┏━━
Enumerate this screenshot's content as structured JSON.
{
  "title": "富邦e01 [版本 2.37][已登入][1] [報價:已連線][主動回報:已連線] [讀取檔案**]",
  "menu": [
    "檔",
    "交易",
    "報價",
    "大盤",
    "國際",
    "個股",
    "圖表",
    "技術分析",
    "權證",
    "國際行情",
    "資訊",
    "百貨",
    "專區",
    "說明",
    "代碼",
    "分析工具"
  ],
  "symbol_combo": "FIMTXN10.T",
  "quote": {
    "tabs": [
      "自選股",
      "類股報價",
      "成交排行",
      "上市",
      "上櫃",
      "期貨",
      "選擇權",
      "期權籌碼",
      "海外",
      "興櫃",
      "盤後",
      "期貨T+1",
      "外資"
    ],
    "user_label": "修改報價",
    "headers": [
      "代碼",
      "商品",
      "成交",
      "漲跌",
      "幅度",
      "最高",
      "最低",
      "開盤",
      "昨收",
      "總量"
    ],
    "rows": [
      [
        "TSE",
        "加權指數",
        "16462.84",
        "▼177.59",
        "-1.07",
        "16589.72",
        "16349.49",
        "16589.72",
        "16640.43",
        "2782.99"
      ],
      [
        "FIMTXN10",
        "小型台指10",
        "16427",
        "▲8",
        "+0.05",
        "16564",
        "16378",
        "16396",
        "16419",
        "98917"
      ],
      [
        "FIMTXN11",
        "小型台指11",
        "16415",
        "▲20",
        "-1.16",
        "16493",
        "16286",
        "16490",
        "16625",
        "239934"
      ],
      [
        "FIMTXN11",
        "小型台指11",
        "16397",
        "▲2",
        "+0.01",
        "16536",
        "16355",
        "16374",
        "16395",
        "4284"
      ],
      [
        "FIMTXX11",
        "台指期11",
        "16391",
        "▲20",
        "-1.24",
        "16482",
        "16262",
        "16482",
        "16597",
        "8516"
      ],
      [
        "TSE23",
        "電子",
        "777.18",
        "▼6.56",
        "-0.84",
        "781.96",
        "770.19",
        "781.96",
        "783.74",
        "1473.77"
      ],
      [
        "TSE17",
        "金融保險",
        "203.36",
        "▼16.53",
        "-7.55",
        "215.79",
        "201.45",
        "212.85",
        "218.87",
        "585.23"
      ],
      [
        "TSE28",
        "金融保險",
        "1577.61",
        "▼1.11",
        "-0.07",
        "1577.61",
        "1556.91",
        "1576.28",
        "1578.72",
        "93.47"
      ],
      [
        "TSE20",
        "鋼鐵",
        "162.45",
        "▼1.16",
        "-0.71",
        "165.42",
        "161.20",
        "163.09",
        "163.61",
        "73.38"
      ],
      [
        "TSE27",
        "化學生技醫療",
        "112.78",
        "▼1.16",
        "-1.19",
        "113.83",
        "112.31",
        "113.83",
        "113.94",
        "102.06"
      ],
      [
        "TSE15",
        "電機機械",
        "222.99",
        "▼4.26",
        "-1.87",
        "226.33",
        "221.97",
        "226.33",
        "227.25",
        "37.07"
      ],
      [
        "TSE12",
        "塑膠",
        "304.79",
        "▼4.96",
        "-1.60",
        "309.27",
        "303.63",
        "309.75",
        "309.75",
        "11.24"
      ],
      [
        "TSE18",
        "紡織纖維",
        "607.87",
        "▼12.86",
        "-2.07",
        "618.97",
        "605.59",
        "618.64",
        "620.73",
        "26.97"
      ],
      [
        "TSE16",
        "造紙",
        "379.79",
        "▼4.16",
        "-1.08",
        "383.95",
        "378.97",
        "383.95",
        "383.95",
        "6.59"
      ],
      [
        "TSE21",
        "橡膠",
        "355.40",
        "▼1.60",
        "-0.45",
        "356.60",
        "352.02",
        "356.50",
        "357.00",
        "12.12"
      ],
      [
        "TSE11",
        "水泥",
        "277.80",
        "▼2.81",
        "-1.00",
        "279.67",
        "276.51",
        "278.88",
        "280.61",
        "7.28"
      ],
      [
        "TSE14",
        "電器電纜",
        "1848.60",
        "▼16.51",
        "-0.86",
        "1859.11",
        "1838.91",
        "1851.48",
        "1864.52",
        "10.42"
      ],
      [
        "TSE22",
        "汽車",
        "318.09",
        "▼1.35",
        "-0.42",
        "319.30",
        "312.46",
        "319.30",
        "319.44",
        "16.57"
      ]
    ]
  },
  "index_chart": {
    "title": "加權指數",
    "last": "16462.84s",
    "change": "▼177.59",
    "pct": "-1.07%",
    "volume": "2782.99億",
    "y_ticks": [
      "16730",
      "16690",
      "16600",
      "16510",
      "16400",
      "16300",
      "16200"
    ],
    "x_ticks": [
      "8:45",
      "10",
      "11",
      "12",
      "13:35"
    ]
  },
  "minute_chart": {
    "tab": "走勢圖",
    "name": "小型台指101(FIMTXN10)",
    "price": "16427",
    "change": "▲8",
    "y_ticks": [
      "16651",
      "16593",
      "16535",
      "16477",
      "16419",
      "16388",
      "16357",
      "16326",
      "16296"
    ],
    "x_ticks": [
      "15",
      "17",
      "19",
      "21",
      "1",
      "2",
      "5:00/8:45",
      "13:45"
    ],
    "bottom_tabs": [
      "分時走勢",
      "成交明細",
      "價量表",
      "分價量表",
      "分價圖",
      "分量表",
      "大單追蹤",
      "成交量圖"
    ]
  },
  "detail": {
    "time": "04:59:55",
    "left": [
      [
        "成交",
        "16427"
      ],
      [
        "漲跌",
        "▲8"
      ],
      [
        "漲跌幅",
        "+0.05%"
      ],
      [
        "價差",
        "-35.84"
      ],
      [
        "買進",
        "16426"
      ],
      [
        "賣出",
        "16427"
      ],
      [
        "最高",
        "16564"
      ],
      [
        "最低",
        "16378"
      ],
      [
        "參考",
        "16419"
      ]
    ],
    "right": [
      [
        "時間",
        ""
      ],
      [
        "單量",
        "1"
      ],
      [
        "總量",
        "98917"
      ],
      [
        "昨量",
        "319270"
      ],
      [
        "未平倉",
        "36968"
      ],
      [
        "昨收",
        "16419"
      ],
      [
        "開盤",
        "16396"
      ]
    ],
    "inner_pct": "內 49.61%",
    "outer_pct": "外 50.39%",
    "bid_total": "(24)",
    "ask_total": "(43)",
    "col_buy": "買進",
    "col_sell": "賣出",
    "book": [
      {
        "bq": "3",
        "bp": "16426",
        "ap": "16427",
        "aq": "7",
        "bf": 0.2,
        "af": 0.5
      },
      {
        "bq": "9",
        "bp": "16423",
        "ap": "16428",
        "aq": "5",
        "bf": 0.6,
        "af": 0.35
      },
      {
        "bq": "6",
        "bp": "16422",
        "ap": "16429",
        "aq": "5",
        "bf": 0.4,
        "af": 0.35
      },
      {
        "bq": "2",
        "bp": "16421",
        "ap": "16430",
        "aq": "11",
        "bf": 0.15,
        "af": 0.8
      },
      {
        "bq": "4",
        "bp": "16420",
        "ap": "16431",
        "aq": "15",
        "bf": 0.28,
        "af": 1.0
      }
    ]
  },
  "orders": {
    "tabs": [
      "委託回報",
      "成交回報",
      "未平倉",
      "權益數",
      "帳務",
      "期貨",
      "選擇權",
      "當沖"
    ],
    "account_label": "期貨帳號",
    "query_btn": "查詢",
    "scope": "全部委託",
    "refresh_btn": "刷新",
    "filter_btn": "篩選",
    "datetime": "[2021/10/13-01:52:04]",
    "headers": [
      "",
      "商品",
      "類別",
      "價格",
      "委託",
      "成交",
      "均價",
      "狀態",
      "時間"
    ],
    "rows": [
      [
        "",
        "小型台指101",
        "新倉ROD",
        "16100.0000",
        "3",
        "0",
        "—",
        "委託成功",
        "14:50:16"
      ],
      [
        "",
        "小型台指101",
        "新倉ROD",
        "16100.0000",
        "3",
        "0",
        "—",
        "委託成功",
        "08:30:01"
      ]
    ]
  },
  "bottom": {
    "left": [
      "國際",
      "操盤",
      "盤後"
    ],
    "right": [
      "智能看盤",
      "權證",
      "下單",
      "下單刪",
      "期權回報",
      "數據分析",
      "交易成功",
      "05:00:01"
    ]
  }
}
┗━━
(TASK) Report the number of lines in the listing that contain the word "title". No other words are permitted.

(EXERCISE SOLUTION) 2